Marilynn Marchione | 6/29/2010, 7:27 p.m.

Then she called Dr. R. Sean Morrison, president of the American Academy of Hospice and Palliative Medicine and a doctor at Mount Sinai School of Medicine in New York.

“Nobody had really sat down with them about what his choices are and what the options were,” said Morrison, who became his doctor.

About a year later, Felker withdrew his own feeding tube, and “it enabled us to go out and have a wonderful evening at a jazz club two nights before he died” in July 2008, Sheehy said.

Doctors can’t predict how soon a patient will die, but they usually know when an illness has become incurable. Even then, many of them practice “exhaustion medicine” — treating until there are no more options left to try, said Dr. Martha Twaddle, chief medical officer of Midwest Palliative and Hospice Care Center in suburban Chicago.

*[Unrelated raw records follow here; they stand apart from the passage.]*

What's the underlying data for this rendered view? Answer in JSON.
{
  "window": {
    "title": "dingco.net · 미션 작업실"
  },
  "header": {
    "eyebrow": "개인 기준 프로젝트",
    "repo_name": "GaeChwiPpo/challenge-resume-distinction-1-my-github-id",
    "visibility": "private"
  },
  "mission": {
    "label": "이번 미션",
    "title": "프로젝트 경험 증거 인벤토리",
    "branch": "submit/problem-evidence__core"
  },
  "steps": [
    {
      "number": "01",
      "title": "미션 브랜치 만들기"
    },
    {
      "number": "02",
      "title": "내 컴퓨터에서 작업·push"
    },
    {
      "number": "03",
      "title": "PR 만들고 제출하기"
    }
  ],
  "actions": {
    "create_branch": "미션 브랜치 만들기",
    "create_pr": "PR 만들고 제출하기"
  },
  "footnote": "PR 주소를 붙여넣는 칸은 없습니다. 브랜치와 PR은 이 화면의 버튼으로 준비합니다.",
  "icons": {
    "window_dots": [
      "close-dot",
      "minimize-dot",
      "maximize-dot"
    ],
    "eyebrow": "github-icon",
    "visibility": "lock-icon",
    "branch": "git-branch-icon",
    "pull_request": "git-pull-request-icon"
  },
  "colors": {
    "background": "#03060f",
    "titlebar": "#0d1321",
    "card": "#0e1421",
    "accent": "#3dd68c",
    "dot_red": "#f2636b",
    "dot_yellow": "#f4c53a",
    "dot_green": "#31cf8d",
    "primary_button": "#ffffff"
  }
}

A stunning number of cancer patients get aggressive care in the last days of their lives, she noted. One large study of Medicare records found that nearly 12 percent of cancer patients who died in 1999 received chemo in the last two weeks of life, up from nearly 10 percent in 1993.

Guidelines from an alliance of leading cancer centers say patients whose cancer has spread should stop getting anti-cancer medicine if sequential attempts with three different drugs fail to shrink their tumors. Yet according to IntrinsiQ, a cancer data analysis company, almost 20 percent of patients with colorectal cancer that has spread are on at least their fourth chemotherapy drug. The same goes for roughly 12 percent of patients with metastatic breast cancer, and for 12 percent of those with lung cancer. The analysis is based on more than 60,000 cancer patients.

Often, over-treating fatal illnesses happens because patients don’t want to give up.

Saideh Browne said her mother, Khadija Akmal-Lamb, wanted to fight her advanced ovarian cancer even after learning it had spread to her liver. The 55-year-old Kansas City, Mo., woman had chemo until two weeks before she died last August.

“She kept throwing up, she couldn’t go to the bathroom,” and her body ached, Browne said. The doctors urged hospice care and said, “Your mom was stubborn,” Browne recalled. “She wanted her chemo and she wanted to live.”

Browne, who lives in New York, formed a women’s cancer foundation in her mother’s honor. She said she would encourage dying cancer patients to choose comfort care over needless medicine that prolongs suffering.

It’s easier said than done.

The American way is “never giving up, hoping for a miracle,” said Dr. Porter Storey, a former hospice medical director who is executive vice president of the hospice group that Morrison heads.

“We use sports metaphors and war metaphors all the time. We talk about never giving up and it’s not over till the fat lady sings ... glorifying people who fought to their very last breath,” when instead we should be helping them accept death as an inevitable part of life, he said.

This is especially true when deciding whether to try one of the newer, extremely expensive cancer drugs such as Avastin, Erbitux and Tarceva. Some are touted as “improving survival by 30 or 50 percent” when that actually might mean living three weeks or months longer instead of two.